As the old adage goes (I think), hack me once, shame on you, hack me twice; well, you know the rest. Unfortunately for the head of the federal government’s main human resources department, the U.S. Office of Personnel Management’s (OPM) Katherine Archuleta, two major data breaches into the sensitive electronic files affecting over 22 million people have shattered her reputation. On Friday, Archuleta handed her resignation to President Obama in the White House, which he quickly accepted. In a prepared statement, Archuleta said, “I conveyed to the President that I believe it is best for me to step aside and allow new leadership to step in, enabling the agency to move beyond the current challenges and allowing the employees at OPM to continue their important work.” White House spokesman Josh Earnest concurred, saying that the president believed that new leadership was needed with more expertise in cybersecurity, and that the administration must undergo a “rapid reassessment of the state of cybersecurity measures, and accelerate the implementation of reforms that need to be adopted.” The department began to come under-fire after a June 4th announcement that 4.2 million current and former employees had their sensitive information compromised from December 2014 until it was discovered in April.
The resignation came a day after OPM announced a much larger data breach had occurred during roughly the same time period involving a much larger pool of employees and contractors, including 3.6 million of the original 4.2 million from the first hack. The data compromised involved sensitive security clearance applications for millions of federal workers and contractors, active, retired, and even declined applications. The documents, known as SF-86 questionnaires, contain hundreds of pages of information including the Social Security numbers, phone numbers, emails, plus the vital information of relatives and other contacts. Informally, there is almost universal suspicion among cybersecurity experts involved in the case that China is responsible for the hacks, although the administration has been officially tight-lipped about the blame. For its part, the Chinese government has claimed the U.S. is making knee-jerk accusations and that their systems have also been compromised. The data breach has forced OPM to suspend its background check system, known as e-QIP indefinitely, with experts estimating it will take at least 4-6 weeks for a security upgrade.
Archuleta’s resignation, while greatly welcomed by lawmakers from all parties, has not erased the fear that the U.S. bureaucracy is losing the cybersecurity battle. Although Archuleta has argued that the department was making tremendous strides to upgrade a system that was no more secure than the average online-banking portal, many have faulted the administration for putting her in a position to fail. Prior to assuming the position in November, 2013, Archuleta was the national director of Obama’s re-election campaign. Although Beth Cobert, a deputy administrator for the Office of Management and Budget, will serve as director in the interim, a permanent director will have to be confirmed by the Republican-controlled Senate, a body already skeptical of the president’s appointment decisions. Republican presidential candidate Jeb Bush has referred to Archuleta as a “political hack,” although unsure if the pun was intended.
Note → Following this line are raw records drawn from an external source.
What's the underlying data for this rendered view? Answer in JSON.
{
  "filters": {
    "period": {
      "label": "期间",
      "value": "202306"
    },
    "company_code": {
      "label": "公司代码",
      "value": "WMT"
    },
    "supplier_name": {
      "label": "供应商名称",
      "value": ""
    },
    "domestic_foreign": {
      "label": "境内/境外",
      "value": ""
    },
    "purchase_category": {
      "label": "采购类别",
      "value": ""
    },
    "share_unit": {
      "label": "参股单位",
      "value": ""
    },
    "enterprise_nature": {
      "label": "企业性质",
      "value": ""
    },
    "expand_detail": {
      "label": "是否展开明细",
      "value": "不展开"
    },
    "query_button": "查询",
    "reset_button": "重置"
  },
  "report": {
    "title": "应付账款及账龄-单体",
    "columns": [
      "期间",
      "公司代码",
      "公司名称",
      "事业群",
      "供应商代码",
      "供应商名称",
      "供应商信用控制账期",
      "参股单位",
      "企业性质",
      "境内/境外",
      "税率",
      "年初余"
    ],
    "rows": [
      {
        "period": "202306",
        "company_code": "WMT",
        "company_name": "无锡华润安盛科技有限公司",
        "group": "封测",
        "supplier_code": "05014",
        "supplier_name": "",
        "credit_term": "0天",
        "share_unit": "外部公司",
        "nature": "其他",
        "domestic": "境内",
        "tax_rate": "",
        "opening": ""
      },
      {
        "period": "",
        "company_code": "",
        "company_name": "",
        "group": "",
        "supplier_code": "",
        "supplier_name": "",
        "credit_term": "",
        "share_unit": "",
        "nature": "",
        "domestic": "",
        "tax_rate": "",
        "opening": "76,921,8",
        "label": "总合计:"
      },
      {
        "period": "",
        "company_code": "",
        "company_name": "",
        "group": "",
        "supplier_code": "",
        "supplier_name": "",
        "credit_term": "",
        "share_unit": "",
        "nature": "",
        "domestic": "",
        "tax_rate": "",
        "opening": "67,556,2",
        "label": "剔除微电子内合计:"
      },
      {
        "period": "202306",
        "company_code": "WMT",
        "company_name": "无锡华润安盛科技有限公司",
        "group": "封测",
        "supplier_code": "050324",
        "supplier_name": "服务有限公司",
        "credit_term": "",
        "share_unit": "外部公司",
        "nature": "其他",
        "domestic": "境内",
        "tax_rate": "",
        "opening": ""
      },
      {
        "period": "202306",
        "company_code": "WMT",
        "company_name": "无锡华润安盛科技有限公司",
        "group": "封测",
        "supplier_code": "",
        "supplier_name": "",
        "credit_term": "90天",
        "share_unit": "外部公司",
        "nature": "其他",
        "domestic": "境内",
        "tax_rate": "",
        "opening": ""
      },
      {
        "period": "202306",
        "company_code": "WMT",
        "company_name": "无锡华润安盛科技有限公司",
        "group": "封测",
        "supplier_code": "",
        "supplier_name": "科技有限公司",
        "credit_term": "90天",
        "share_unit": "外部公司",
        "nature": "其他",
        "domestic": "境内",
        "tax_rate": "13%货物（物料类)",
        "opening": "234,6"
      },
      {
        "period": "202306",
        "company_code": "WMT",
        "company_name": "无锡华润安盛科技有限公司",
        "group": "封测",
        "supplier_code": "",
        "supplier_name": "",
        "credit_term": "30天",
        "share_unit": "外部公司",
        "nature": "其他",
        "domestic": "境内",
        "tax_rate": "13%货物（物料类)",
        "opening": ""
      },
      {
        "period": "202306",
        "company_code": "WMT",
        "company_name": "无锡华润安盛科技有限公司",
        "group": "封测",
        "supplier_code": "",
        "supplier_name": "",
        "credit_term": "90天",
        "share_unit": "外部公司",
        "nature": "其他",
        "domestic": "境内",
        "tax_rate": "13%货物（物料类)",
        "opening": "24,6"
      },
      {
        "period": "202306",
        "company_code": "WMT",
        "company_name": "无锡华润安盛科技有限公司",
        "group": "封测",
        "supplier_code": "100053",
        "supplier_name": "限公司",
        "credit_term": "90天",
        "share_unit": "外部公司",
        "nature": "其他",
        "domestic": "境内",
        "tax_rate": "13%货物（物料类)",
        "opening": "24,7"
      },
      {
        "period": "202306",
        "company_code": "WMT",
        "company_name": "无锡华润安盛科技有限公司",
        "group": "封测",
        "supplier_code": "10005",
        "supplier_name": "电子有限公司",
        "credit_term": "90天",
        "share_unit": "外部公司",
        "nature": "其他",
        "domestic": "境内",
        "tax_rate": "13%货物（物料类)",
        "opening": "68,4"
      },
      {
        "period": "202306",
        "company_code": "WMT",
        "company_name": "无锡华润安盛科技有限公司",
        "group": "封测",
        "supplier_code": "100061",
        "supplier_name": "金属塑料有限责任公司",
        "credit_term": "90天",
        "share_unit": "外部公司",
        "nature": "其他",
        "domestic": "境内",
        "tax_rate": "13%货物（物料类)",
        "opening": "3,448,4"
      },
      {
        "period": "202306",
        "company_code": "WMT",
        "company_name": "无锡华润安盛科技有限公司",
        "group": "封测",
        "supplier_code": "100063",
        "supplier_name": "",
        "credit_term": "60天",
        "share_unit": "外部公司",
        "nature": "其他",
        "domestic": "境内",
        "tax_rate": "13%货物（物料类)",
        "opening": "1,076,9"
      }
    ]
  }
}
The former director defended the agency’s progress during her tenure, pointing out that “It is because the efforts of OPM and its staff that we’ve been able to identify the breaches.”
Federal cybersecurity experts are hopeful that upgrades to the Einstein security system (Einstein 3) will prevent future attacks, but the reality may be that the hackers will always remain a step ahead. Given the oft-slow process of governmental rollouts, some lawmakers believe that security clearance applications should be moved from the OPM office altogether. Congressmen Ted Lieu (D-CA) and Steve Russell (R-OK) have stated that are preparing legislation to reassign the clearance application process. In a statement following Archuleta’s resignation, Lieu said in a prepared statement, “OPM was never designed to be an intelligence or national security agency. We should not be trying to fit a square into a round hole.” Earnest also said in the press briefing that the administration will work to limit privileged access to sensitive databases as well as implement a two-tiered password authentication system which includes a one-time, disposable password. OPM is also offering a free 3-year credit monitoring service for those affected by the hack, although some lawmakers are demanding that the service should be given to them for life.
National Journal – Dustin Volz and Kaveh Waddell
New York Times – Julie Hirschfeld Davis
Washington Post (blog) – Lisa Rein and Joe Davidson